FREE Concert in Huntington's Heckscher Park
The Chapin Rainbow Stage
The Folk Music Society presents our event in the
38th Annual Huntington Summer Arts Festival
esides her ability to mesh country, folk and Tejano themes in her songs, Tish Hinojosa's musical calling-card has always been her crystal-pure voice.
er rich, warm soprano has never sounded so direct and universal, as Hinojosa ponders the major changes in her life the past few years, and reflects her heritage in subtle new ways.
ur sets are always a little unpredictable," says Tish of her live performances. "We never just put it on automatic pilot and go ... if we're playing a real Hispanic event it'll be different, or maybe if we're representing Texas, or if it's a real folk event or we are playing with a symphony.

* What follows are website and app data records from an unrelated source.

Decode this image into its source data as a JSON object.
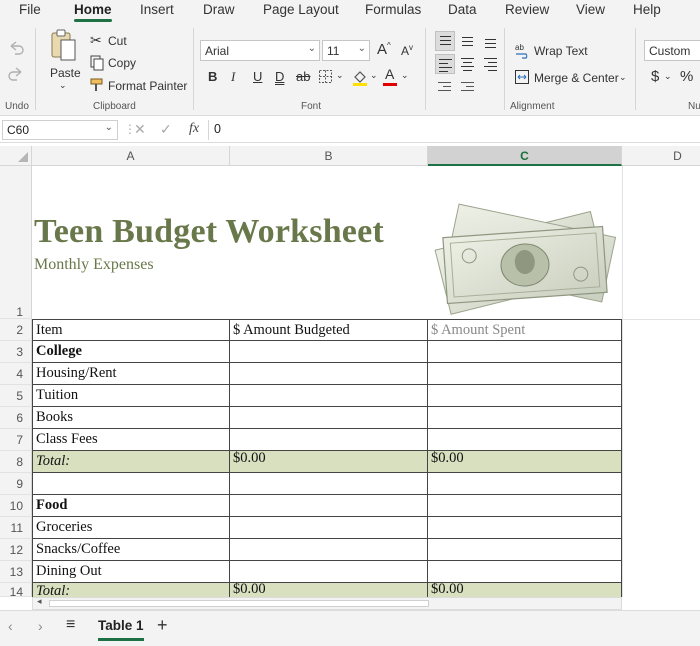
{
  "menu": {
    "items": [
      "File",
      "Home",
      "Insert",
      "Draw",
      "Page Layout",
      "Formulas",
      "Data",
      "Review",
      "View",
      "Help"
    ]
  },
  "ribbon": {
    "undo_group": "Undo",
    "paste_label": "Paste",
    "cut_label": "Cut",
    "copy_label": "Copy",
    "format_painter_label": "Format Painter",
    "clipboard_group": "Clipboard",
    "font_name": "Arial",
    "font_size": "11",
    "bold": "B",
    "italic": "I",
    "underline": "U",
    "double_underline": "D",
    "strike": "ab",
    "font_color_letter": "A",
    "font_group": "Font",
    "wrap_text_label": "Wrap Text",
    "merge_center_label": "Merge & Center",
    "alignment_group": "Alignment",
    "number_format": "Custom",
    "currency": "$",
    "percent": "%",
    "number_group": "Nu",
    "grow_font": "A",
    "shrink_font": "A",
    "fx": "fx"
  },
  "formula_bar": {
    "name_box": "C60",
    "value": "0"
  },
  "columns": [
    "A",
    "B",
    "C",
    "D"
  ],
  "rows": [
    "1",
    "2",
    "3",
    "4",
    "5",
    "6",
    "7",
    "8",
    "9",
    "10",
    "11",
    "12",
    "13",
    "14"
  ],
  "sheet": {
    "title": "Teen Budget Worksheet",
    "subtitle": "Monthly Expenses",
    "header": {
      "a": "Item",
      "b": "$ Amount Budgeted",
      "c": "$ Amount Spent"
    },
    "r3": "College",
    "r4": "Housing/Rent",
    "r5": "Tuition",
    "r6": "Books",
    "r7": "Class Fees",
    "r8": {
      "a": "Total:",
      "b": "$0.00",
      "c": "$0.00"
    },
    "r10": "Food",
    "r11": "Groceries",
    "r12": "Snacks/Coffee",
    "r13": "Dining Out",
    "r14": {
      "a": "Total:",
      "b": "$0.00",
      "c": "$0.00"
    }
  },
  "tabs": {
    "active": "Table 1",
    "add": "+"
  },
  "colors": {
    "accent": "#1e7145",
    "title_green": "#68784a",
    "total_fill": "#d8e0c0"
  }
}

I want to see what will work for a particular audience, what will play in that neighborhood," she says with a smile.
he has many influences to draw on. Hinojosa's journey in music began in San Antonio as the daughter of immigrant parents, listening to Mexican music on her mother's kitchen radio. "I was always fascinated by that as a child," she recalls, "although I sure didn't know it would lead me to where I am now!" In high school she was drawn to folk mass celebrations and learned guitar. "Those girls who sang at the folk mass, they were the first ones who ever really told me I had a voice, that I could sing," she says.
n her twenties she left San Antonio and moved to northern New Mexico. "I went up there as a folksinger," she says, "sitting in the corner of the bar and playing songs. Pretty soon I saw I was going to have to do more than that to support myself, and I had met some musicians up there, so we formed a band to play country music, which I had never really sung before. I fell in love with music by Linda Ronstadt, Rodney Crowell, Emmylou Harris what I was calling country music at the time. I also started listening to some of the mountain music, real heartfelt stuff like Hazel Dickens and Patsy Cline." This gave Hinojosa the insight to begin songwriting. "My career up until then had been singing other people's music," she says, "but I realized I had this whole bag of experiences and influences, going back to that Mexican kitchen radio, that I had never heard expressed in song." She also had a way to try them out. "I'd hide them in dance sets," she recalls, "put a two step beat on them, and figure the dancers wouldn't notice that much." Soon, though, she was ready for a wider challenge. She and her husband, Craig Barker, began booking themselves into the college circuit, "making it the real main thrust of doing my own music. Kinda reluctantly at first, it was scary, but I got confidence as I saw I could play and write and sing at least as well as the other people who were doing those clubs. Then, we thought the next step would be in country music."
aining in popularity, she subsequently recorded three releases on Watermelon records, followed by three CDs on Rounder and Warner. Since separated from her husband and Warner, her latest CD Sign of Truth was co-produced with her longtime guitar partner Marvin Dykhuis ... "A lot of what happened in the past few years has been a total turning over of my world," Hinojosa says, and it's shown in her writing for the reflective CD, which closes with "If we don't count our blessings, we're wasting our time"
Local artists, the lively acoustic duo, Princess Peapod, features the rich, linen-textured vocals of Michele Frimmer with the inventive harmonies and multi-layered guitar style of Dave Cook. Princess Peapod combines socially-conscious lyrics with just the right amount of crunch and groove to make for third millennium-age folk at it's best.
Dave and Michele will treat us to a sampling of their songs that will prove their talents in composition and in presentation. Expect to be excited by their broad range, their smooth harmonies and their clear, crisp lyrics.
Princess Peapod's often reflective, sometimes quirky lyrics find universal appeal in the imagination of diverse audiences. With their feet on the ground and heads in the clouds, Dave and Michele's candid performances are joyful expressions of the moment filled with bittersweet truth and persistent hope.
Dave Cook has been playing the guitar solo and in bands since age fourteen. During the past six years he has been active producing New York-based singer-songwriters. Michele Frimmer is a life-long student of classical piano and voice. She is also a trained artist and educator and devotes a good deal of time to the furtherance of art education for children as well as to her own artistic endeavors.
It was a treat to have them open for this terrific concert.
|THIS EVENT WAS MADE POSSIBLE IN PART WITH PUBLIC FUNDS FROM THE NEW YORK STATE COUNCIL ON THE ARTS. IN SUFFOLK COUNTY, THE DECENTRALIZATION PROGRAM IS ADMINISTERED BY THE HUNTINGTON ARTS COUNCIL. IT IS A PRESENTATION OF THE HUNTINGTON SUMMER ARTS FESTIVAL, PRESENTED BY THE TOWN OF HUNTINGTON AND PRODUCED BY THE HUNTINGTON ARTS COUNCIL.|